In partnership with the American Can Company, the Gottfried Krueger Brewing Company delivered 2,000 cans of Krueger’s Finest Beer and Krueger’s Cream Ale to faithful Krueger drinkers in Richmond, Virginia. Ninety-one percent of the drinkers approved of the canned beer, driving Krueger to give the green light to further production.
Although the official date of the first distribution is 1935, and is what you find when you google it, I did find this 1914 article on Sunday Saloon Rules that notes no canned beer will be sold during church hours.
In 1909, the American Can Company made an unsuccessful run on trying to use cans but prohibition stopped their attempts to try to perfect the packaging. Prohibition in the United States was a nationwide constitutional ban on the production, importation, transportation, and sale of alcoholic beverages from 1920 to 1933.
In the newspapers you can find small hints that canned beer was on the horizon and that they were working preemptively to show the industry why it would be of great use. The article below points out a valuable highlight of canned brew: the container will not break. I am sure that would have been most useful to saloons and bars of the time.
I was really glad to find one of the first advertisements for the canned Krueger’s Cream Ale. This was from a Richmond newspaper, where the beer was initially distributed with a 91% approval rating.
I would like to highlight from the advertisement above that these cans were nothing like what we have today. It would be some years before a pull tab was invented. This creation looked more like that of a can of motor oil when opened.
The possibilities for distribution seemed endless:
After a few months of testing the waters, American Can and Kreuger Brewing decided to make it official and to roll out the sale of canned beer to all their territory.

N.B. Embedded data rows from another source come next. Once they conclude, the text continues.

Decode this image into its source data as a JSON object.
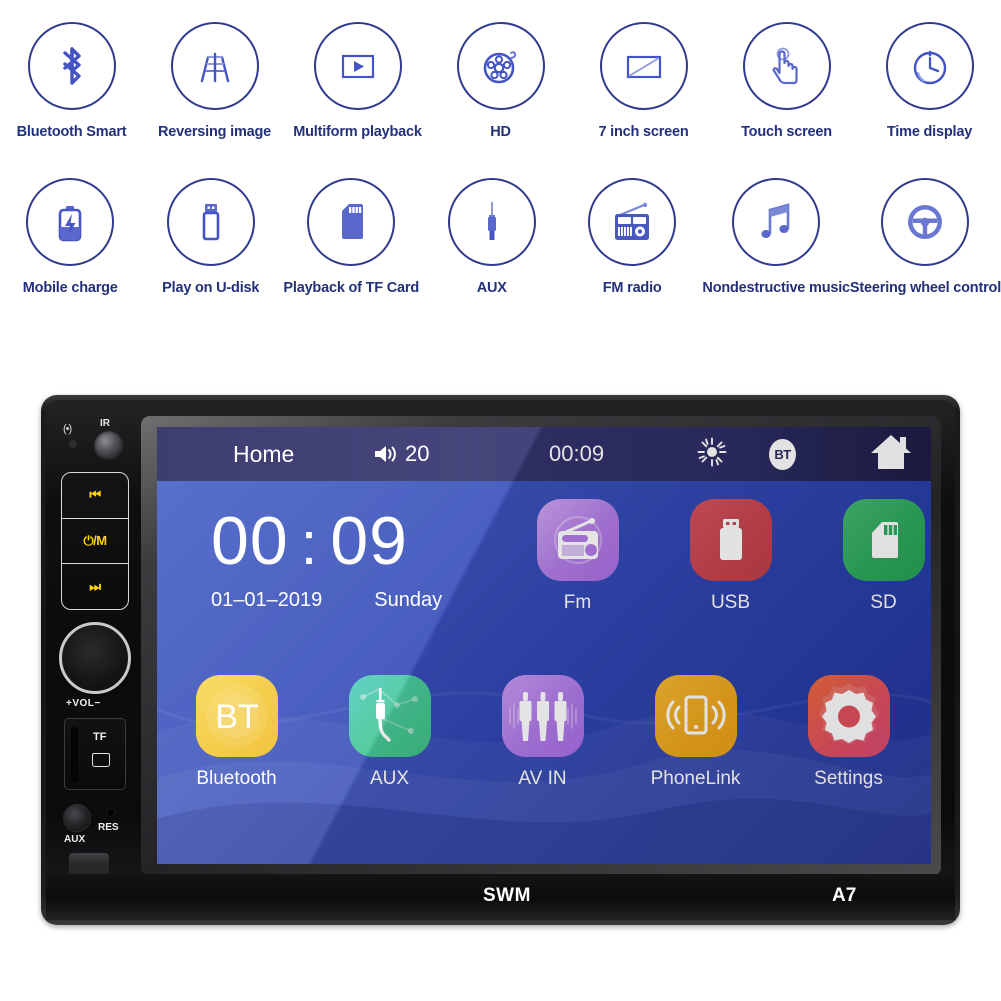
{
  "features": {
    "row1": [
      {
        "label": "Bluetooth Smart",
        "icon": "bluetooth-icon"
      },
      {
        "label": "Reversing image",
        "icon": "reversing-camera-icon"
      },
      {
        "label": "Multiform playback",
        "icon": "video-play-icon"
      },
      {
        "label": "HD",
        "icon": "film-reel-icon"
      },
      {
        "label": "7 inch screen",
        "icon": "screen-icon"
      },
      {
        "label": "Touch screen",
        "icon": "touch-hand-icon"
      },
      {
        "label": "Time display",
        "icon": "stopwatch-icon"
      }
    ],
    "row2": [
      {
        "label": "Mobile charge",
        "icon": "battery-charge-icon"
      },
      {
        "label": "Play on U-disk",
        "icon": "usb-stick-icon"
      },
      {
        "label": "Playback of TF Card",
        "icon": "sd-card-icon"
      },
      {
        "label": "AUX",
        "icon": "aux-plug-icon"
      },
      {
        "label": "FM radio",
        "icon": "radio-icon"
      },
      {
        "label": "Nondestructive music",
        "icon": "music-note-icon"
      },
      {
        "label": "Steering wheel control",
        "icon": "steering-wheel-icon"
      }
    ],
    "accent_color": "#3a47b0",
    "label_color": "#23307a"
  },
  "unit": {
    "controls": {
      "mic_symbol": "(•)",
      "ir_label": "IR",
      "prev_button": "⏮",
      "power_button": "⏻/M",
      "next_button": "⏭",
      "volume_label": "+VOL−",
      "tf_label": "TF",
      "aux_label": "AUX",
      "res_label": "RES"
    },
    "brand": {
      "name": "SWM",
      "model": "A7"
    }
  },
  "screen": {
    "statusbar": {
      "home_label": "Home",
      "volume_icon": "speaker-icon",
      "volume_value": "20",
      "time": "00:09",
      "brightness_icon": "brightness-icon",
      "bluetooth_badge": "BT",
      "home_icon": "home-icon"
    },
    "clock": {
      "hours": "00",
      "separator": ":",
      "minutes": "09",
      "date": "01–01–2019",
      "weekday": "Sunday"
    },
    "apps_row1": [
      {
        "label": "Fm",
        "icon": "radio-icon",
        "color": "#b98ce8"
      },
      {
        "label": "USB",
        "icon": "usb-stick-icon",
        "color": "#cf4a56"
      },
      {
        "label": "SD",
        "icon": "sd-card-icon",
        "color": "#2eab5d"
      }
    ],
    "apps_row2": [
      {
        "label": "Bluetooth",
        "icon": "bt-badge-icon",
        "color": "#f5ce3e"
      },
      {
        "label": "AUX",
        "icon": "aux-plug-icon",
        "color": "#45c78f"
      },
      {
        "label": "AV IN",
        "icon": "rca-plugs-icon",
        "color": "#b07ae8"
      },
      {
        "label": "PhoneLink",
        "icon": "phone-link-icon",
        "color": "#f0a81e"
      },
      {
        "label": "Settings",
        "icon": "gear-icon",
        "color": "#e2525f"
      }
    ],
    "background_color": "#3147b4",
    "statusbar_color": "#2d2d66"
  }
}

The first distribution of cans in January 1935 totaled 2,000. By March, a few two months later, it jumped to 30,000 per day!
It is interesting to see what other industries are affected by innovation. Some for the good…
And for others, maybe not as much…
Whichever your preference, bottle or can, the innovations of brewers to get their product to market has been an interesting journey and this is but one step in the journey,